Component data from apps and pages
'''

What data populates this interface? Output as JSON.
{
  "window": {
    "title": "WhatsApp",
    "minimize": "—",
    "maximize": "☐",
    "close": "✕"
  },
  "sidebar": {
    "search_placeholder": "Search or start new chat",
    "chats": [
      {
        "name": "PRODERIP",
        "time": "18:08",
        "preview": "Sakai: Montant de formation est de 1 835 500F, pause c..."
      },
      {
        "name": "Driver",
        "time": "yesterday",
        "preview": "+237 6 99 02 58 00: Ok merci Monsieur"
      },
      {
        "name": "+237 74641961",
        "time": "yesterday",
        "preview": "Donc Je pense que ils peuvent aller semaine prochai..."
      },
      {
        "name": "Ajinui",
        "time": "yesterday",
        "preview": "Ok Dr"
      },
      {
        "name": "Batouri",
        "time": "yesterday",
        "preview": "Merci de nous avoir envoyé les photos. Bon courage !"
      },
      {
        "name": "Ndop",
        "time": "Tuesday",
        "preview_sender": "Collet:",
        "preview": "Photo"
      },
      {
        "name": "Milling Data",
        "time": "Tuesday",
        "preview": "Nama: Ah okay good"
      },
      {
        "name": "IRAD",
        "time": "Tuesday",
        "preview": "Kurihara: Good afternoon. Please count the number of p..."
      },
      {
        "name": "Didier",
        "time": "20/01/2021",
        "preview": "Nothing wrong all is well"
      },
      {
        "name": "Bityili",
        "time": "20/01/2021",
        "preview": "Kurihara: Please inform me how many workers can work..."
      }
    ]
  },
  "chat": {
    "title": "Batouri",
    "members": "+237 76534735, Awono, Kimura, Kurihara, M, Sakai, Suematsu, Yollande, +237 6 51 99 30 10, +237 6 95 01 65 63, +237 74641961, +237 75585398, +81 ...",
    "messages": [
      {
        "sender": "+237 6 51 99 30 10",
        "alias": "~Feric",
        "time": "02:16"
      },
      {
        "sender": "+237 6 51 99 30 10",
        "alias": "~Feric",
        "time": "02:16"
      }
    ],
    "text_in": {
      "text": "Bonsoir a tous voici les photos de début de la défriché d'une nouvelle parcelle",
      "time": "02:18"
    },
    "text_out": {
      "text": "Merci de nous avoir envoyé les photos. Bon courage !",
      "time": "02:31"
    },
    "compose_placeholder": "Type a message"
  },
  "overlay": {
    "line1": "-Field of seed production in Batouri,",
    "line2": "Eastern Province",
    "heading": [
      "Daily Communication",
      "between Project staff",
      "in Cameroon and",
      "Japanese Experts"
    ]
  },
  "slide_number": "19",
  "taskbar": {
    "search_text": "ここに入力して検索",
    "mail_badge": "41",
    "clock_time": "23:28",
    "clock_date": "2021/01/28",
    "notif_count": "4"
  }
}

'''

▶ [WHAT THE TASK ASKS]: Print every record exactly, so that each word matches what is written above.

▶ [WORKED SOLUTION]:
What data populates this interface? Output as JSON.
{
  "window": {
    "title": "WhatsApp",
    "minimize": "—",
    "maximize": "☐",
    "close": "✕"
  },
  "sidebar": {
    "search_placeholder": "Search or start new chat",
    "chats": [
      {
        "name": "PRODERIP",
        "time": "18:08",
        "preview": "Sakai: Montant de formation est de 1 835 500F, pause c..."
      },
      {
        "name": "Driver",
        "time": "yesterday",
        "preview": "+237 6 99 02 58 00: Ok merci Monsieur"
      },
      {
        "name": "+237 74641961",
        "time": "yesterday",
        "preview": "Donc Je pense que ils peuvent aller semaine prochai..."
      },
      {
        "name": "Ajinui",
        "time": "yesterday",
        "preview": "Ok Dr"
      },
      {
        "name": "Batouri",
        "time": "yesterday",
        "preview": "Merci de nous avoir envoyé les photos. Bon courage !"
      },
      {
        "name": "Ndop",
        "time": "Tuesday",
        "preview_sender": "Collet:",
        "preview": "Photo"
      },
      {
        "name": "Milling Data",
        "time": "Tuesday",
        "preview": "Nama: Ah okay good"
      },
      {
        "name": "IRAD",
        "time": "Tuesday",
        "preview": "Kurihara: Good afternoon. Please count the number of p..."
      },
      {
        "name": "Didier",
        "time": "20/01/2021",
        "preview": "Nothing wrong all is well"
      },
      {
        "name": "Bityili",
        "time": "20/01/2021",
        "preview": "Kurihara: Please inform me how many workers can work..."
      }
    ]
  },
  "chat": {
    "title": "Batouri",
    "members": "+237 76534735, Awono, Kimura, Kurihara, M, Sakai, Suematsu, Yollande, +237 6 51 99 30 10, +237 6 95 01 65 63, +237 74641961, +237 75585398, +81 ...",
    "messages": [
      {
        "sender": "+237 6 51 99 30 10",
        "alias": "~Feric",
        "time": "02:16"
      },
      {
        "sender": "+237 6 51 99 30 10",
        "alias": "~Feric",
        "time": "02:16"
      }
    ],
    "text_in": {
      "text": "Bonsoir a tous voici les photos de début de la défriché d'une nouvelle parcelle",
      "time": "02:18"
    },
    "text_out": {
      "text": "Merci de nous avoir envoyé les photos. Bon courage !",
      "time": "02:31"
    },
    "compose_placeholder": "Type a message"
  },
  "overlay": {
    "line1": "-Field of seed production in Batouri,",
    "line2": "Eastern Province",
    "heading": [
      "Daily Communication",
      "between Project staff",
      "in Cameroon and",
      "Japanese Experts"
    ]
  },
  "slide_number": "19",
  "taskbar": {
    "search_text": "ここに入力して検索",
    "mail_badge": "41",
    "clock_time": "23:28",
    "clock_date": "2021/01/28",
    "notif_count": "4"
  }
}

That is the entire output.